Required work: Reproduce every entry word for word. Drop all pictures from the copy.

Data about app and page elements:
□ □ □
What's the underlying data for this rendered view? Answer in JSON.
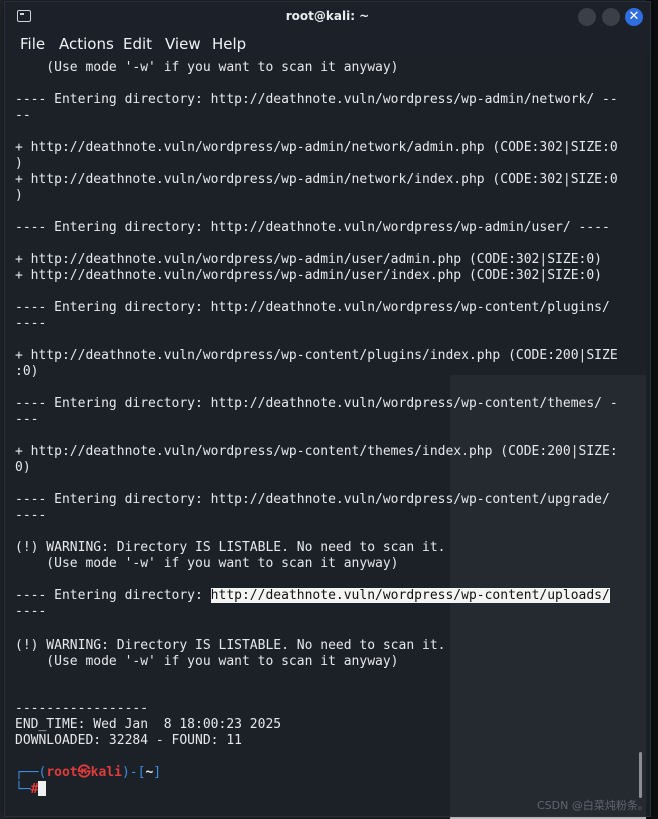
{
  "window": {
    "title": "root@kali: ~"
  },
  "menu": [
    "File",
    "Actions",
    "Edit",
    "View",
    "Help"
  ],
  "terminal_lines": [
    "    (Use mode '-w' if you want to scan it anyway)",
    "",
    "---- Entering directory: http://deathnote.vuln/wordpress/wp-admin/network/ --",
    "--",
    "",
    "+ http://deathnote.vuln/wordpress/wp-admin/network/admin.php (CODE:302|SIZE:0",
    ")",
    "+ http://deathnote.vuln/wordpress/wp-admin/network/index.php (CODE:302|SIZE:0",
    ")",
    "",
    "---- Entering directory: http://deathnote.vuln/wordpress/wp-admin/user/ ----",
    "",
    "+ http://deathnote.vuln/wordpress/wp-admin/user/admin.php (CODE:302|SIZE:0)",
    "+ http://deathnote.vuln/wordpress/wp-admin/user/index.php (CODE:302|SIZE:0)",
    "",
    "---- Entering directory: http://deathnote.vuln/wordpress/wp-content/plugins/",
    "----",
    "",
    "+ http://deathnote.vuln/wordpress/wp-content/plugins/index.php (CODE:200|SIZE",
    ":0)",
    "",
    "---- Entering directory: http://deathnote.vuln/wordpress/wp-content/themes/ -",
    "---",
    "",
    "+ http://deathnote.vuln/wordpress/wp-content/themes/index.php (CODE:200|SIZE:",
    "0)",
    "",
    "---- Entering directory: http://deathnote.vuln/wordpress/wp-content/upgrade/",
    "----",
    "",
    "(!) WARNING: Directory IS LISTABLE. No need to scan it.",
    "    (Use mode '-w' if you want to scan it anyway)",
    "",
    "---- Entering directory: ",
    "----",
    "",
    "",
    "(!) WARNING: Directory IS LISTABLE. No need to scan it.",
    "    (Use mode '-w' if you want to scan it anyway)",
    "",
    "",
    "",
    "-----------------",
    "END_TIME: Wed Jan  8 18:00:23 2025",
    "DOWNLOADED: 32284 - FOUND: 11"
  ],
  "selected_url": "http://deathnote.vuln/wordpress/wp-content/uploads/",
  "prompt": {
    "open": "┌──(",
    "user": "root",
    "at": "㉿",
    "host": "kali",
    "mid": ")-[",
    "dir": "~",
    "close": "]",
    "second_line_prefix": "└─",
    "hash": "#"
  },
  "watermark": "CSDN @白菜炖粉条。",
  "colors": {
    "prompt_red": "#e03b3b",
    "prompt_blue": "#3a8ee6",
    "close_button": "#2f6ee0"
  },
  "icons": [
    "terminal-icon",
    "minimize-icon",
    "maximize-icon",
    "close-icon"
  ]
}
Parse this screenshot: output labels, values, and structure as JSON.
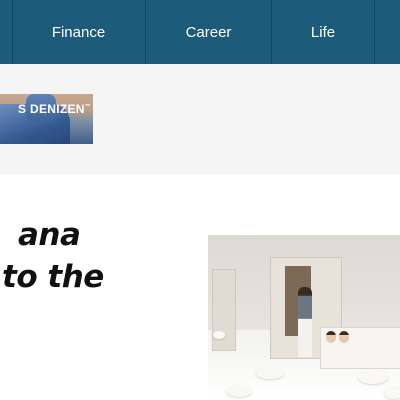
{
  "nav": {
    "items": [
      {
        "label": "Finance"
      },
      {
        "label": "Career"
      },
      {
        "label": "Life"
      }
    ],
    "background": "#1c5b79"
  },
  "ad": {
    "brand": "DENIZEN",
    "trademark": "™",
    "logo_mark": "S"
  },
  "article": {
    "headline_lines": [
      "ana",
      "to the"
    ]
  },
  "colors": {
    "nav_bg": "#1c5b79",
    "banner_bg": "#f5f5f5",
    "headline": "#111111"
  }
}
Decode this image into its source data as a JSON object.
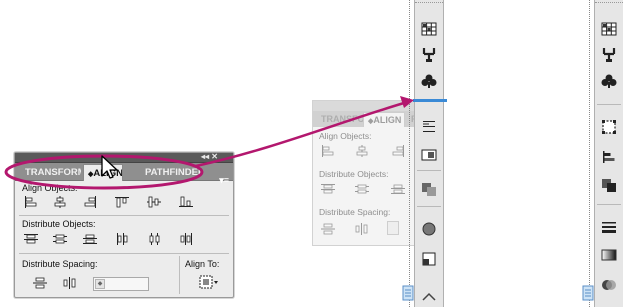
{
  "panel": {
    "tabs": [
      "TRANSFORM",
      "ALIGN",
      "PATHFINDER"
    ],
    "active_tab": "ALIGN",
    "window_controls": "◂◂  ✕",
    "menu_icon": "menu-icon",
    "align_objects_label": "Align Objects:",
    "distribute_objects_label": "Distribute Objects:",
    "distribute_spacing_label": "Distribute Spacing:",
    "align_to_label": "Align To:",
    "spacing_value": ""
  },
  "ghost_panel": {
    "tabs": [
      "TRANSFORM",
      "ALIGN",
      "PAT"
    ],
    "align_objects_label": "Align Objects:",
    "distribute_objects_label": "Distribute Objects:",
    "distribute_spacing_label": "Distribute Spacing:"
  },
  "dock_middle": {
    "icons": [
      "swatches-icon",
      "brushes-icon",
      "symbols-icon",
      "align-icon",
      "transform-icon",
      "pathfinder-icon",
      "appearance-icon",
      "layers-icon",
      "artboards-icon"
    ]
  },
  "dock_right": {
    "icons": [
      "swatches-icon",
      "brushes-icon",
      "symbols-icon",
      "transform-icon",
      "align-icon",
      "pathfinder-icon",
      "stroke-icon",
      "gradient-icon",
      "transparency-icon",
      "appearance-icon"
    ]
  },
  "colors": {
    "highlight_ellipse": "#b3176e",
    "drop_indicator": "#3a8ad6",
    "panel_bg": "#ececec",
    "tab_bar": "#8f8f8f"
  }
}
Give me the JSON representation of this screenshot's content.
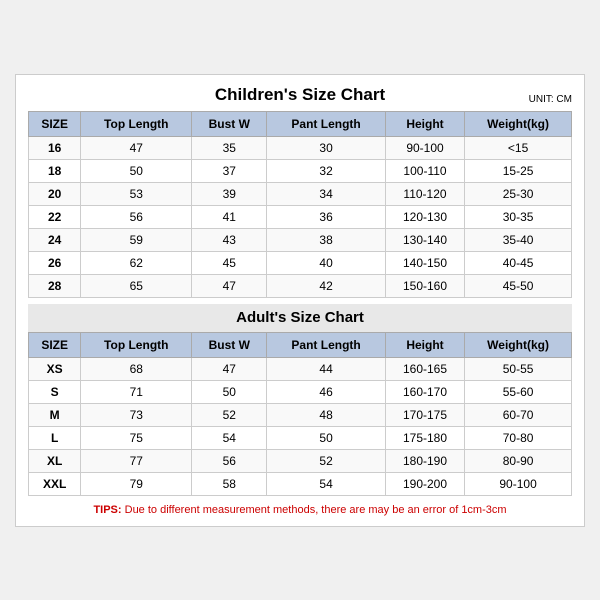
{
  "header": {
    "title": "Children's Size Chart",
    "unit": "UNIT: CM"
  },
  "children_section": {
    "title": "Children's Size Chart",
    "columns": [
      "SIZE",
      "Top Length",
      "Bust W",
      "Pant Length",
      "Height",
      "Weight(kg)"
    ],
    "rows": [
      [
        "16",
        "47",
        "35",
        "30",
        "90-100",
        "<15"
      ],
      [
        "18",
        "50",
        "37",
        "32",
        "100-110",
        "15-25"
      ],
      [
        "20",
        "53",
        "39",
        "34",
        "110-120",
        "25-30"
      ],
      [
        "22",
        "56",
        "41",
        "36",
        "120-130",
        "30-35"
      ],
      [
        "24",
        "59",
        "43",
        "38",
        "130-140",
        "35-40"
      ],
      [
        "26",
        "62",
        "45",
        "40",
        "140-150",
        "40-45"
      ],
      [
        "28",
        "65",
        "47",
        "42",
        "150-160",
        "45-50"
      ]
    ]
  },
  "adults_section": {
    "title": "Adult's Size Chart",
    "columns": [
      "SIZE",
      "Top Length",
      "Bust W",
      "Pant Length",
      "Height",
      "Weight(kg)"
    ],
    "rows": [
      [
        "XS",
        "68",
        "47",
        "44",
        "160-165",
        "50-55"
      ],
      [
        "S",
        "71",
        "50",
        "46",
        "160-170",
        "55-60"
      ],
      [
        "M",
        "73",
        "52",
        "48",
        "170-175",
        "60-70"
      ],
      [
        "L",
        "75",
        "54",
        "50",
        "175-180",
        "70-80"
      ],
      [
        "XL",
        "77",
        "56",
        "52",
        "180-190",
        "80-90"
      ],
      [
        "XXL",
        "79",
        "58",
        "54",
        "190-200",
        "90-100"
      ]
    ]
  },
  "tips": {
    "label": "TIPS:",
    "text": " Due to different measurement methods, there are may be an error of 1cm-3cm"
  }
}
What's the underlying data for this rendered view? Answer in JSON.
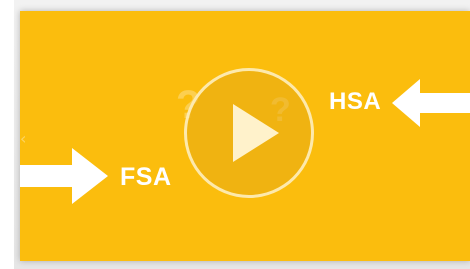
{
  "video": {
    "labels": {
      "left": "FSA",
      "right": "HSA"
    },
    "question_marks": [
      "?",
      "?"
    ],
    "prev_chevron": "‹",
    "colors": {
      "background": "#fbbd0d",
      "text": "#ffffff",
      "play_ring": "#fff0be"
    },
    "icons": {
      "play": "play-icon",
      "arrow_left": "arrow-right-icon",
      "arrow_right": "arrow-left-icon"
    }
  }
}
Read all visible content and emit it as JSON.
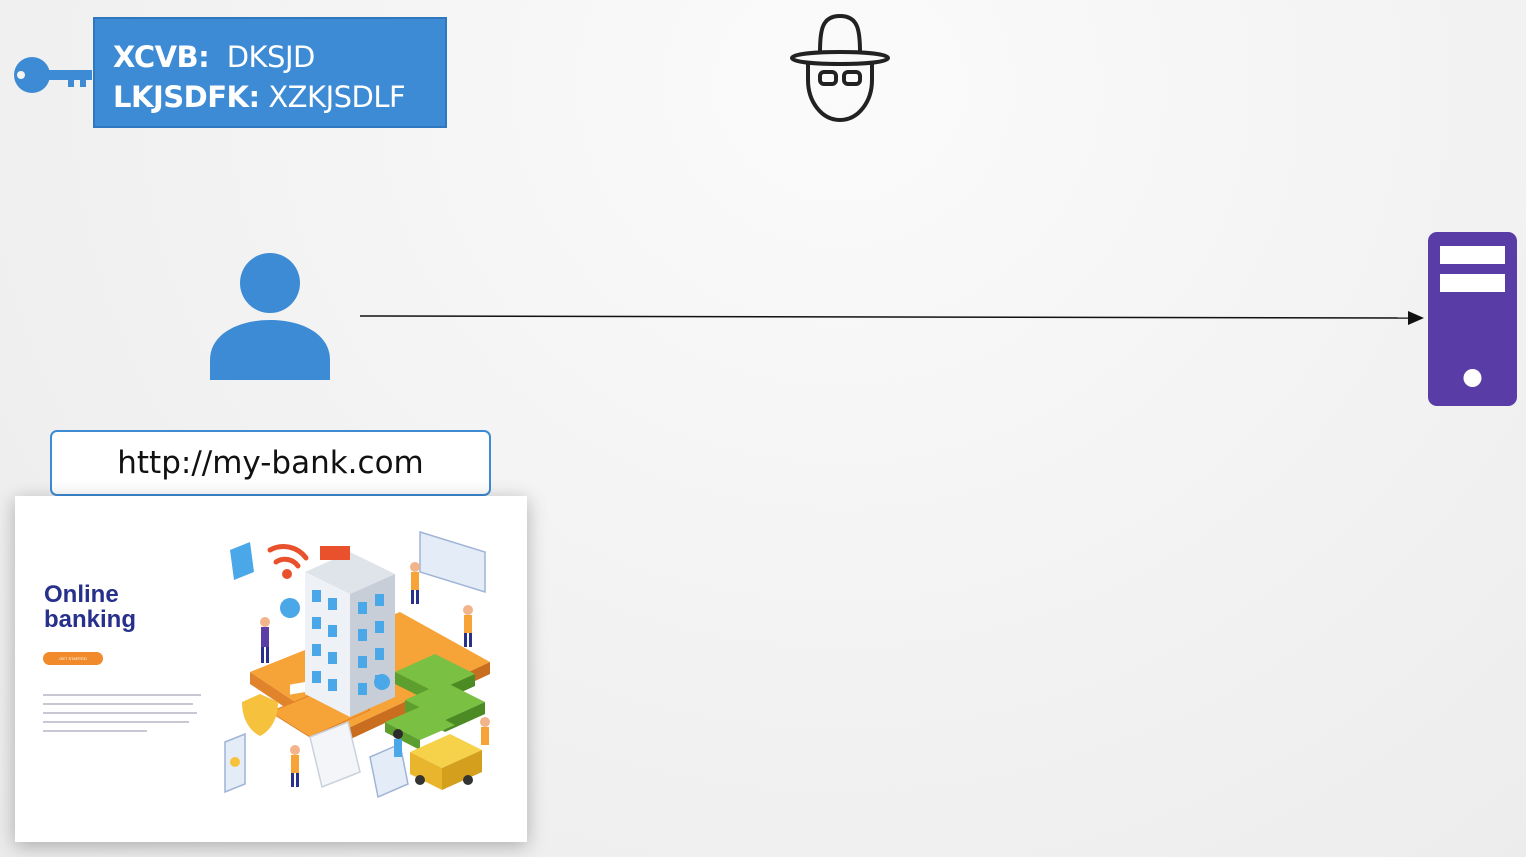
{
  "credentials": {
    "rows": [
      {
        "key": "XCVB:",
        "value": "DKSJD"
      },
      {
        "key": "LKJSDFK:",
        "value": "XZKJSDLF"
      }
    ]
  },
  "browser": {
    "url": "http://my-bank.com"
  },
  "website": {
    "title": "Online banking",
    "button_label": "GET STARTED"
  },
  "colors": {
    "accent_blue": "#3d8bd4",
    "server_purple": "#5a3ca6",
    "site_title": "#27308a",
    "cta_orange": "#f08a2b"
  },
  "icons": {
    "key": "key-icon",
    "hacker": "hacker-icon",
    "user": "user-icon",
    "server": "server-icon",
    "arrow": "arrow-right"
  }
}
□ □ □
Solution:
What's the underlying data for this rendered view? Answer in JSON.
{
  "window": {
    "title": "root@kali: ~"
  },
  "menu": [
    "File",
    "Actions",
    "Edit",
    "View",
    "Help"
  ],
  "terminal_lines": [
    "    (Use mode '-w' if you want to scan it anyway)",
    "",
    "---- Entering directory: http://deathnote.vuln/wordpress/wp-admin/network/ --",
    "--",
    "",
    "+ http://deathnote.vuln/wordpress/wp-admin/network/admin.php (CODE:302|SIZE:0",
    ")",
    "+ http://deathnote.vuln/wordpress/wp-admin/network/index.php (CODE:302|SIZE:0",
    ")",
    "",
    "---- Entering directory: http://deathnote.vuln/wordpress/wp-admin/user/ ----",
    "",
    "+ http://deathnote.vuln/wordpress/wp-admin/user/admin.php (CODE:302|SIZE:0)",
    "+ http://deathnote.vuln/wordpress/wp-admin/user/index.php (CODE:302|SIZE:0)",
    "",
    "---- Entering directory: http://deathnote.vuln/wordpress/wp-content/plugins/",
    "----",
    "",
    "+ http://deathnote.vuln/wordpress/wp-content/plugins/index.php (CODE:200|SIZE",
    ":0)",
    "",
    "---- Entering directory: http://deathnote.vuln/wordpress/wp-content/themes/ -",
    "---",
    "",
    "+ http://deathnote.vuln/wordpress/wp-content/themes/index.php (CODE:200|SIZE:",
    "0)",
    "",
    "---- Entering directory: http://deathnote.vuln/wordpress/wp-content/upgrade/",
    "----",
    "",
    "(!) WARNING: Directory IS LISTABLE. No need to scan it.",
    "    (Use mode '-w' if you want to scan it anyway)",
    "",
    "---- Entering directory: ",
    "----",
    "",
    "",
    "(!) WARNING: Directory IS LISTABLE. No need to scan it.",
    "    (Use mode '-w' if you want to scan it anyway)",
    "",
    "",
    "",
    "-----------------",
    "END_TIME: Wed Jan  8 18:00:23 2025",
    "DOWNLOADED: 32284 - FOUND: 11"
  ],
  "selected_url": "http://deathnote.vuln/wordpress/wp-content/uploads/",
  "prompt": {
    "open": "┌──(",
    "user": "root",
    "at": "㉿",
    "host": "kali",
    "mid": ")-[",
    "dir": "~",
    "close": "]",
    "second_line_prefix": "└─",
    "hash": "#"
  },
  "watermark": "CSDN @白菜炖粉条。",
  "colors": {
    "prompt_red": "#e03b3b",
    "prompt_blue": "#3a8ee6",
    "close_button": "#2f6ee0"
  },
  "icons": [
    "terminal-icon",
    "minimize-icon",
    "maximize-icon",
    "close-icon"
  ]
}
Parse this screenshot: output labels, values, and structure as JSON.
{
  "nav": {
    "items": [
      {
        "label": "Finance"
      },
      {
        "label": "Career"
      },
      {
        "label": "Life"
      }
    ],
    "background": "#1c5b79"
  },
  "ad": {
    "brand": "DENIZEN",
    "trademark": "™",
    "logo_mark": "S"
  },
  "article": {
    "headline_lines": [
      "ana",
      "to the"
    ]
  },
  "colors": {
    "nav_bg": "#1c5b79",
    "banner_bg": "#f5f5f5",
    "headline": "#111111"
  }
}
Decode this image into its source data as a JSON object.
{
  "panel": {
    "tabs": [
      "TRANSFORM",
      "ALIGN",
      "PATHFINDER"
    ],
    "active_tab": "ALIGN",
    "window_controls": "◂◂  ✕",
    "menu_icon": "menu-icon",
    "align_objects_label": "Align Objects:",
    "distribute_objects_label": "Distribute Objects:",
    "distribute_spacing_label": "Distribute Spacing:",
    "align_to_label": "Align To:",
    "spacing_value": ""
  },
  "ghost_panel": {
    "tabs": [
      "TRANSFORM",
      "ALIGN",
      "PAT"
    ],
    "align_objects_label": "Align Objects:",
    "distribute_objects_label": "Distribute Objects:",
    "distribute_spacing_label": "Distribute Spacing:"
  },
  "dock_middle": {
    "icons": [
      "swatches-icon",
      "brushes-icon",
      "symbols-icon",
      "align-icon",
      "transform-icon",
      "pathfinder-icon",
      "appearance-icon",
      "layers-icon",
      "artboards-icon"
    ]
  },
  "dock_right": {
    "icons": [
      "swatches-icon",
      "brushes-icon",
      "symbols-icon",
      "transform-icon",
      "align-icon",
      "pathfinder-icon",
      "stroke-icon",
      "gradient-icon",
      "transparency-icon",
      "appearance-icon"
    ]
  },
  "colors": {
    "highlight_ellipse": "#b3176e",
    "drop_indicator": "#3a8ad6",
    "panel_bg": "#ececec",
    "tab_bar": "#8f8f8f"
  }
}
Give me the JSON representation of this screenshot's content.
{
  "header": {
    "title": "Children's Size Chart",
    "unit": "UNIT: CM"
  },
  "children_section": {
    "title": "Children's Size Chart",
    "columns": [
      "SIZE",
      "Top Length",
      "Bust W",
      "Pant Length",
      "Height",
      "Weight(kg)"
    ],
    "rows": [
      [
        "16",
        "47",
        "35",
        "30",
        "90-100",
        "<15"
      ],
      [
        "18",
        "50",
        "37",
        "32",
        "100-110",
        "15-25"
      ],
      [
        "20",
        "53",
        "39",
        "34",
        "110-120",
        "25-30"
      ],
      [
        "22",
        "56",
        "41",
        "36",
        "120-130",
        "30-35"
      ],
      [
        "24",
        "59",
        "43",
        "38",
        "130-140",
        "35-40"
      ],
      [
        "26",
        "62",
        "45",
        "40",
        "140-150",
        "40-45"
      ],
      [
        "28",
        "65",
        "47",
        "42",
        "150-160",
        "45-50"
      ]
    ]
  },
  "adults_section": {
    "title": "Adult's Size Chart",
    "columns": [
      "SIZE",
      "Top Length",
      "Bust W",
      "Pant Length",
      "Height",
      "Weight(kg)"
    ],
    "rows": [
      [
        "XS",
        "68",
        "47",
        "44",
        "160-165",
        "50-55"
      ],
      [
        "S",
        "71",
        "50",
        "46",
        "160-170",
        "55-60"
      ],
      [
        "M",
        "73",
        "52",
        "48",
        "170-175",
        "60-70"
      ],
      [
        "L",
        "75",
        "54",
        "50",
        "175-180",
        "70-80"
      ],
      [
        "XL",
        "77",
        "56",
        "52",
        "180-190",
        "80-90"
      ],
      [
        "XXL",
        "79",
        "58",
        "54",
        "190-200",
        "90-100"
      ]
    ]
  },
  "tips": {
    "label": "TIPS:",
    "text": " Due to different measurement methods, there are may be an error of 1cm-3cm"
  }
}
What's the underlying data for this rendered view? Answer in JSON.
{
  "video": {
    "labels": {
      "left": "FSA",
      "right": "HSA"
    },
    "question_marks": [
      "?",
      "?"
    ],
    "prev_chevron": "‹",
    "colors": {
      "background": "#fbbd0d",
      "text": "#ffffff",
      "play_ring": "#fff0be"
    },
    "icons": {
      "play": "play-icon",
      "arrow_left": "arrow-right-icon",
      "arrow_right": "arrow-left-icon"
    }
  }
}
Read all visible content and emit it as JSON.
{
  "credentials": {
    "rows": [
      {
        "key": "XCVB:",
        "value": "DKSJD"
      },
      {
        "key": "LKJSDFK:",
        "value": "XZKJSDLF"
      }
    ]
  },
  "browser": {
    "url": "http://my-bank.com"
  },
  "website": {
    "title": "Online banking",
    "button_label": "GET STARTED"
  },
  "colors": {
    "accent_blue": "#3d8bd4",
    "server_purple": "#5a3ca6",
    "site_title": "#27308a",
    "cta_orange": "#f08a2b"
  },
  "icons": {
    "key": "key-icon",
    "hacker": "hacker-icon",
    "user": "user-icon",
    "server": "server-icon",
    "arrow": "arrow-right"
  }
}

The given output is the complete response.